This is a known issue, as reported by teams that researched ChatGPT. I think of ChatGPT as being very obedient to the “yes, and” rule from improv. It has a penchant for being super agreeable, which can be fine if you want that, but this can really get in the way of doing intelligent knowledge work.

I can give ChatGPT the fuzziest and most unclear goal and have it comment on the goal’s specificity, and most of the time, it will claim that the goal is nice and specific. Even when I’m looking for constructive criticism, it has a huge bias towards being a people pleaser and not wanting to say anything remotely negative. I really had to tweak my prompts to get this aspect of the goal review process to work well, and even then I still had to sort through some drivel in its responses to extract the interesting bits.

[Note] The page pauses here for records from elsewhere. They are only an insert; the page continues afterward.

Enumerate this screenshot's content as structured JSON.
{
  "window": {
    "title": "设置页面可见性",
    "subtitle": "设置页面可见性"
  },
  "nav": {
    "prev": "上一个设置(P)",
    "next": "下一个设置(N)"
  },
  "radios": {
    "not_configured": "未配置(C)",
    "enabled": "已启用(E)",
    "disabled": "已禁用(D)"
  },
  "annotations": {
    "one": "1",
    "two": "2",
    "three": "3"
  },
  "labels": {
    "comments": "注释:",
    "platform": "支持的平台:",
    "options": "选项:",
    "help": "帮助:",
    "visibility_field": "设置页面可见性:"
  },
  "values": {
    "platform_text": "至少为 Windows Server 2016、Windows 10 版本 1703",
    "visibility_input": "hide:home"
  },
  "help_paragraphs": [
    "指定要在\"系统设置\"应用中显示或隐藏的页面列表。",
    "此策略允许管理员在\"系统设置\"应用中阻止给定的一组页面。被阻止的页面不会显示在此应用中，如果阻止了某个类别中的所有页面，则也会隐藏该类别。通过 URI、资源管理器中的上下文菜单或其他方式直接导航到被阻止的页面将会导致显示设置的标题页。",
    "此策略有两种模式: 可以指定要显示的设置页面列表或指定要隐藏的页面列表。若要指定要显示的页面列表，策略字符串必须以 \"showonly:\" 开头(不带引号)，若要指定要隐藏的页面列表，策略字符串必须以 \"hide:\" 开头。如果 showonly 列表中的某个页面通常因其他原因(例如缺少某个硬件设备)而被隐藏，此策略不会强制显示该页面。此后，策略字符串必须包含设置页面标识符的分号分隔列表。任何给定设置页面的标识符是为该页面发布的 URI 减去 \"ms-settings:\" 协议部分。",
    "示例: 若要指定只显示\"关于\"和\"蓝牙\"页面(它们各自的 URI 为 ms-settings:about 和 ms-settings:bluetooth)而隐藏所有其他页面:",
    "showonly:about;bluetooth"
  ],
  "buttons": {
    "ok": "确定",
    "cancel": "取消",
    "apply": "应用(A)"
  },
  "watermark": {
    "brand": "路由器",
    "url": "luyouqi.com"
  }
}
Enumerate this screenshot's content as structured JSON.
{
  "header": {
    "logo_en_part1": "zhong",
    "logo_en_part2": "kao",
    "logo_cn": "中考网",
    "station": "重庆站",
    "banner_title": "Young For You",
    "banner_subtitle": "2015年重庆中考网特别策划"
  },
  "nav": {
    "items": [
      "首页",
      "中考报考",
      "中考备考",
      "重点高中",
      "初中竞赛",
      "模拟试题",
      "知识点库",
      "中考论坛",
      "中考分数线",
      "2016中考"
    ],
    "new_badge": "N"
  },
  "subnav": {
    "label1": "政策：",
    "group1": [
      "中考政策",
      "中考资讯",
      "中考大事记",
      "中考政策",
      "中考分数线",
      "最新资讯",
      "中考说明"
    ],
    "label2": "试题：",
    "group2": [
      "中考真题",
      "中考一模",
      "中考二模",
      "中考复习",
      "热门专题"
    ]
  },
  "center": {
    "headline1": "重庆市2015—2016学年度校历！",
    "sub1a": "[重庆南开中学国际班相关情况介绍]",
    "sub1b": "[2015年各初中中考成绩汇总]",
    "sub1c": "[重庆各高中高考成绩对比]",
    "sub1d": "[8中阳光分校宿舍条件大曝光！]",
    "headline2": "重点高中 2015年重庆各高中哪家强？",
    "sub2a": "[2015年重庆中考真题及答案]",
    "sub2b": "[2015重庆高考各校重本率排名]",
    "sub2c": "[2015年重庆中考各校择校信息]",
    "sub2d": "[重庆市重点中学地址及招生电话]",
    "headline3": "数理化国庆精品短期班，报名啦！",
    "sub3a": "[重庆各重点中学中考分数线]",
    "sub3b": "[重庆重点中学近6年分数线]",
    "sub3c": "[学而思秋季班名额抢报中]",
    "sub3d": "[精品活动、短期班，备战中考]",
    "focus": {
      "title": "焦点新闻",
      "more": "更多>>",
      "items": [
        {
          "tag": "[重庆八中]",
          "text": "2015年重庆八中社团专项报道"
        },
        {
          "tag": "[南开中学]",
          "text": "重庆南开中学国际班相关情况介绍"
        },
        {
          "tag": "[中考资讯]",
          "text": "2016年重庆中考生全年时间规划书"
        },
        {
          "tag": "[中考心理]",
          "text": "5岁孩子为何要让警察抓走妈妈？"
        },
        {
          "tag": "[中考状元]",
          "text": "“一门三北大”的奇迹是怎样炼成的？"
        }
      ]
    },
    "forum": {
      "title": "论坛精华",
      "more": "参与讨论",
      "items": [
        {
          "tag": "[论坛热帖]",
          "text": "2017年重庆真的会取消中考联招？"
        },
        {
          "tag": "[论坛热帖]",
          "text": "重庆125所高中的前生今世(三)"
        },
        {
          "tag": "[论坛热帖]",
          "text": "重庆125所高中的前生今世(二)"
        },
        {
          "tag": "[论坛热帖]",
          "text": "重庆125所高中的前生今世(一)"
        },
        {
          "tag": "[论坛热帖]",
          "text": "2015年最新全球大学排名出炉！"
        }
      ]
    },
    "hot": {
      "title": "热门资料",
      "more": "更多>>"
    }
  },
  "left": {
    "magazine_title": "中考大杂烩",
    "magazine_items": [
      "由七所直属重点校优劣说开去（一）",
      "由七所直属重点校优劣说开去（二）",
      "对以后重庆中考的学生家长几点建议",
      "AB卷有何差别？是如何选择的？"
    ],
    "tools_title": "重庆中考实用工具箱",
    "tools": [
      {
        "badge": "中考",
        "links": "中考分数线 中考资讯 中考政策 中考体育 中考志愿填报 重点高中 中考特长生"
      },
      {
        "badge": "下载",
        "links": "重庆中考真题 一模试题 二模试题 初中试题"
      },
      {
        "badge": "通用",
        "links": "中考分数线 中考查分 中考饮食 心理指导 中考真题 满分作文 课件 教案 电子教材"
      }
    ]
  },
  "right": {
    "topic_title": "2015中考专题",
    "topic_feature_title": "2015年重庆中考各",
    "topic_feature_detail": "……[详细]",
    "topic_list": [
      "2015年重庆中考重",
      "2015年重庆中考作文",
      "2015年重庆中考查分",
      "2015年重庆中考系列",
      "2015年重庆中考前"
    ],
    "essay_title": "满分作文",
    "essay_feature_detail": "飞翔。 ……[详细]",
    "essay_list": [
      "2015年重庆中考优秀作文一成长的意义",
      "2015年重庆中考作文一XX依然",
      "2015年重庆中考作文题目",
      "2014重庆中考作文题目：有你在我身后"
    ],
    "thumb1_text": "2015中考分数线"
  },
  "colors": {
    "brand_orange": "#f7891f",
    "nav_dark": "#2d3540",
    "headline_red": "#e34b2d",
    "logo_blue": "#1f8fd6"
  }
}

I think it’s important to be aware of this bias when doing knowledge work because if you’re not careful, the AI can too easily agree and extend in the most agreeable and least resistant direction, even if that isn’t the most truthful or useful direction. I find that telling it to be surprising, divergent, or non-obvious helps to nudge it out of mirror mode. Another tip is to ask it to predict the negative consequences of an idea, and compare those to its default generations.

Working with AI Shows Great Promise

I see a lot of promise in working with AI tools, especially GPT-4. I hope they remain available and continue to evolve and that the downsides in how people use them don’t overwhelm the positive benefits.

I especially like that working with these tools is a growth experience for me creatively. It greatly extends the variety of what I can explore, and I’m keen to keep finding more ways to flow that into the service side of my work, like I did with the recent quarterly reviews in CGC.

I’m still using ChatGPT to help me co-create the new Engage course. That’s been slow-going since it wasn’t obvious to me how to best leverage ChatGPT for this kind of experience. I’m gradually figuring it out though. I anticipate launching Engage this month. My intention is to share the first few lessons of the course for free via my blog, so people can try it out and then decide if they want to enroll in the full course. If you want to be notified when Engage launches, be sure you’re subscribed to the newsletter.

We’ll also be doing our once-a-year invitation week for new members to join Conscious Growth Club in the last week of this month. We’ll be starting CGC Year 7 together on May 1st. I want to create an even better offer for CGC for Year 7, so I’m using ChatGPT to help me explore new features and benefits to include. I’ve already been hearing from readers who are eager to join CGC this year, so you only have a few more weeks till we open. In combination with the Engage course, I want to make CGC Year 7 our most engaging ever. 😀